▶ _Problem to solve_: Each line of the listing, apart from the pictures, is to be printed exactly.

*** Opening of Materials provided ***

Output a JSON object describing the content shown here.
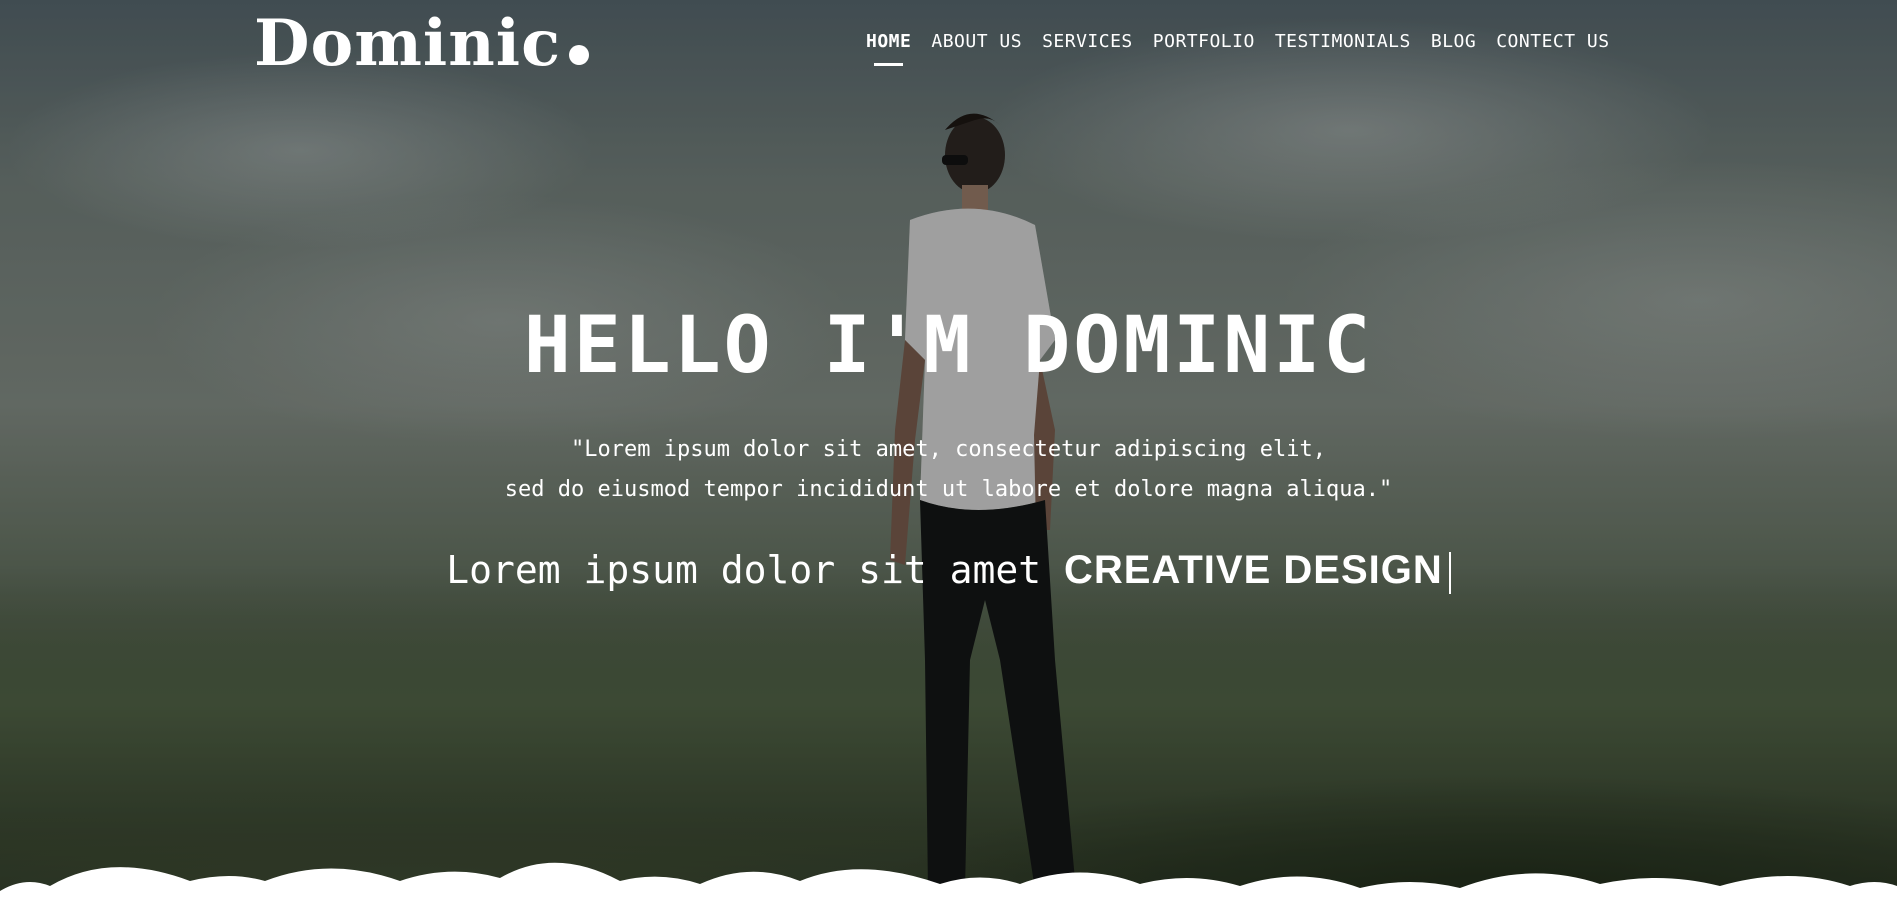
{
  "brand": {
    "name": "Dominic"
  },
  "nav": {
    "items": [
      {
        "label": "HOME",
        "active": true
      },
      {
        "label": "ABOUT US",
        "active": false
      },
      {
        "label": "SERVICES",
        "active": false
      },
      {
        "label": "PORTFOLIO",
        "active": false
      },
      {
        "label": "TESTIMONIALS",
        "active": false
      },
      {
        "label": "BLOG",
        "active": false
      },
      {
        "label": "CONTECT US",
        "active": false
      }
    ]
  },
  "hero": {
    "title": "HELLO I'M DOMINIC",
    "quote_line1": "\"Lorem ipsum dolor sit amet, consectetur adipiscing elit,",
    "quote_line2": "sed do eiusmod tempor incididunt ut labore et dolore magna aliqua.\"",
    "typed_prefix": "Lorem ipsum dolor sit amet",
    "typed_word": "CREATIVE DESIGN"
  },
  "colors": {
    "text": "#ffffff",
    "overlay": "#5d6a63"
  }
}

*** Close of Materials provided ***

▶ _Reply_:
Output a JSON object describing the content shown here.
{
  "brand": {
    "name": "Dominic"
  },
  "nav": {
    "items": [
      {
        "label": "HOME",
        "active": true
      },
      {
        "label": "ABOUT US",
        "active": false
      },
      {
        "label": "SERVICES",
        "active": false
      },
      {
        "label": "PORTFOLIO",
        "active": false
      },
      {
        "label": "TESTIMONIALS",
        "active": false
      },
      {
        "label": "BLOG",
        "active": false
      },
      {
        "label": "CONTECT US",
        "active": false
      }
    ]
  },
  "hero": {
    "title": "HELLO I'M DOMINIC",
    "quote_line1": "\"Lorem ipsum dolor sit amet, consectetur adipiscing elit,",
    "quote_line2": "sed do eiusmod tempor incididunt ut labore et dolore magna aliqua.\"",
    "typed_prefix": "Lorem ipsum dolor sit amet",
    "typed_word": "CREATIVE DESIGN"
  },
  "colors": {
    "text": "#ffffff",
    "overlay": "#5d6a63"
  }
}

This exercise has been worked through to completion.